(Stored records)
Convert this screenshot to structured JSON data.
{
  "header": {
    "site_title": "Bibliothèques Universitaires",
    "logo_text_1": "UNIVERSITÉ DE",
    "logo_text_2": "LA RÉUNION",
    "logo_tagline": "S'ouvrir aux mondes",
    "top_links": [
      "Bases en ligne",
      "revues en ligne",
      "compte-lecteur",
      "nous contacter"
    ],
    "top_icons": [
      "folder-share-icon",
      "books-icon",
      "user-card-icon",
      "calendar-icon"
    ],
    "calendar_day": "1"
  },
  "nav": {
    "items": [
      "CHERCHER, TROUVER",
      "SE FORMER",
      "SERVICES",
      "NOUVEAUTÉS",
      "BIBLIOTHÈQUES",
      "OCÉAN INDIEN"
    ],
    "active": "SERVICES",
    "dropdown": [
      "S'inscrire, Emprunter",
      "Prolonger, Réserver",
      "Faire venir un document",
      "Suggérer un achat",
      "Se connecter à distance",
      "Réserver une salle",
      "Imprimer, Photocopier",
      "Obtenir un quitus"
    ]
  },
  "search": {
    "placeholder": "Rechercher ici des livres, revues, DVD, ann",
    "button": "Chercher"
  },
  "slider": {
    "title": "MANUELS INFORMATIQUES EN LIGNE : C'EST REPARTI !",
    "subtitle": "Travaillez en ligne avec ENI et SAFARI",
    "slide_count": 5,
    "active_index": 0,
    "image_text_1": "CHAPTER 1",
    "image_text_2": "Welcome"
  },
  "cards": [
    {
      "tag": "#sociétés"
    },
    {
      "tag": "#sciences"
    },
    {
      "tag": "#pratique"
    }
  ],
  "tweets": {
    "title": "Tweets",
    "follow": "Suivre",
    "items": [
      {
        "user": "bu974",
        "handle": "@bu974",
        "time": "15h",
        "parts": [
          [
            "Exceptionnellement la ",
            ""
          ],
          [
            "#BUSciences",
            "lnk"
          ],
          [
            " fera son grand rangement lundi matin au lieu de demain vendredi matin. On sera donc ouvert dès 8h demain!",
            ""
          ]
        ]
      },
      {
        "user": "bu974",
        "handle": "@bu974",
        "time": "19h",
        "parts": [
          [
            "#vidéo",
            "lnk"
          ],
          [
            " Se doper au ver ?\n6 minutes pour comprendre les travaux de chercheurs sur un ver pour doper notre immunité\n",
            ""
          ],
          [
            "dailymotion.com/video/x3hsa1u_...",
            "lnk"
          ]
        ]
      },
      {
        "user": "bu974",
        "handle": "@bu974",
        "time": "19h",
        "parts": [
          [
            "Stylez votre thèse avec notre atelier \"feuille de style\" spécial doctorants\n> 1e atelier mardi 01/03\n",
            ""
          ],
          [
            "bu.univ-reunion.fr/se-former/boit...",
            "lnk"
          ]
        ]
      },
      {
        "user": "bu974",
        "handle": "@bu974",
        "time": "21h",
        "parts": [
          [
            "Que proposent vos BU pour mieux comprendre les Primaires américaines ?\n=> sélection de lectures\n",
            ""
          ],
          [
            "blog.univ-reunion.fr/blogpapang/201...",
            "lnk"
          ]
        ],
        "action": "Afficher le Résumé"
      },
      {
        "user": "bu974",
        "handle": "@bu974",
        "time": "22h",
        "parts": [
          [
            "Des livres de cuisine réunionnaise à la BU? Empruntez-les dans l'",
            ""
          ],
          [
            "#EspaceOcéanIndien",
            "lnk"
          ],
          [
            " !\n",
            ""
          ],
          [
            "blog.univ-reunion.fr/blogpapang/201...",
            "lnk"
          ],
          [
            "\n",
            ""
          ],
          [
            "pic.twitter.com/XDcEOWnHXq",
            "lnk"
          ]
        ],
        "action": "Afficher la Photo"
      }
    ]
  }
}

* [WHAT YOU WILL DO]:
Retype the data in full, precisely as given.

* [FINISHED EXERCISE]:
Convert this screenshot to structured JSON data.
{
  "header": {
    "site_title": "Bibliothèques Universitaires",
    "logo_text_1": "UNIVERSITÉ DE",
    "logo_text_2": "LA RÉUNION",
    "logo_tagline": "S'ouvrir aux mondes",
    "top_links": [
      "Bases en ligne",
      "revues en ligne",
      "compte-lecteur",
      "nous contacter"
    ],
    "top_icons": [
      "folder-share-icon",
      "books-icon",
      "user-card-icon",
      "calendar-icon"
    ],
    "calendar_day": "1"
  },
  "nav": {
    "items": [
      "CHERCHER, TROUVER",
      "SE FORMER",
      "SERVICES",
      "NOUVEAUTÉS",
      "BIBLIOTHÈQUES",
      "OCÉAN INDIEN"
    ],
    "active": "SERVICES",
    "dropdown": [
      "S'inscrire, Emprunter",
      "Prolonger, Réserver",
      "Faire venir un document",
      "Suggérer un achat",
      "Se connecter à distance",
      "Réserver une salle",
      "Imprimer, Photocopier",
      "Obtenir un quitus"
    ]
  },
  "search": {
    "placeholder": "Rechercher ici des livres, revues, DVD, ann",
    "button": "Chercher"
  },
  "slider": {
    "title": "MANUELS INFORMATIQUES EN LIGNE : C'EST REPARTI !",
    "subtitle": "Travaillez en ligne avec ENI et SAFARI",
    "slide_count": 5,
    "active_index": 0,
    "image_text_1": "CHAPTER 1",
    "image_text_2": "Welcome"
  },
  "cards": [
    {
      "tag": "#sociétés"
    },
    {
      "tag": "#sciences"
    },
    {
      "tag": "#pratique"
    }
  ],
  "tweets": {
    "title": "Tweets",
    "follow": "Suivre",
    "items": [
      {
        "user": "bu974",
        "handle": "@bu974",
        "time": "15h",
        "parts": [
          [
            "Exceptionnellement la ",
            ""
          ],
          [
            "#BUSciences",
            "lnk"
          ],
          [
            " fera son grand rangement lundi matin au lieu de demain vendredi matin. On sera donc ouvert dès 8h demain!",
            ""
          ]
        ]
      },
      {
        "user": "bu974",
        "handle": "@bu974",
        "time": "19h",
        "parts": [
          [
            "#vidéo",
            "lnk"
          ],
          [
            " Se doper au ver ?\n6 minutes pour comprendre les travaux de chercheurs sur un ver pour doper notre immunité\n",
            ""
          ],
          [
            "dailymotion.com/video/x3hsa1u_...",
            "lnk"
          ]
        ]
      },
      {
        "user": "bu974",
        "handle": "@bu974",
        "time": "19h",
        "parts": [
          [
            "Stylez votre thèse avec notre atelier \"feuille de style\" spécial doctorants\n> 1e atelier mardi 01/03\n",
            ""
          ],
          [
            "bu.univ-reunion.fr/se-former/boit...",
            "lnk"
          ]
        ]
      },
      {
        "user": "bu974",
        "handle": "@bu974",
        "time": "21h",
        "parts": [
          [
            "Que proposent vos BU pour mieux comprendre les Primaires américaines ?\n=> sélection de lectures\n",
            ""
          ],
          [
            "blog.univ-reunion.fr/blogpapang/201...",
            "lnk"
          ]
        ],
        "action": "Afficher le Résumé"
      },
      {
        "user": "bu974",
        "handle": "@bu974",
        "time": "22h",
        "parts": [
          [
            "Des livres de cuisine réunionnaise à la BU? Empruntez-les dans l'",
            ""
          ],
          [
            "#EspaceOcéanIndien",
            "lnk"
          ],
          [
            " !\n",
            ""
          ],
          [
            "blog.univ-reunion.fr/blogpapang/201...",
            "lnk"
          ],
          [
            "\n",
            ""
          ],
          [
            "pic.twitter.com/XDcEOWnHXq",
            "lnk"
          ]
        ],
        "action": "Afficher la Photo"
      }
    ]
  }
}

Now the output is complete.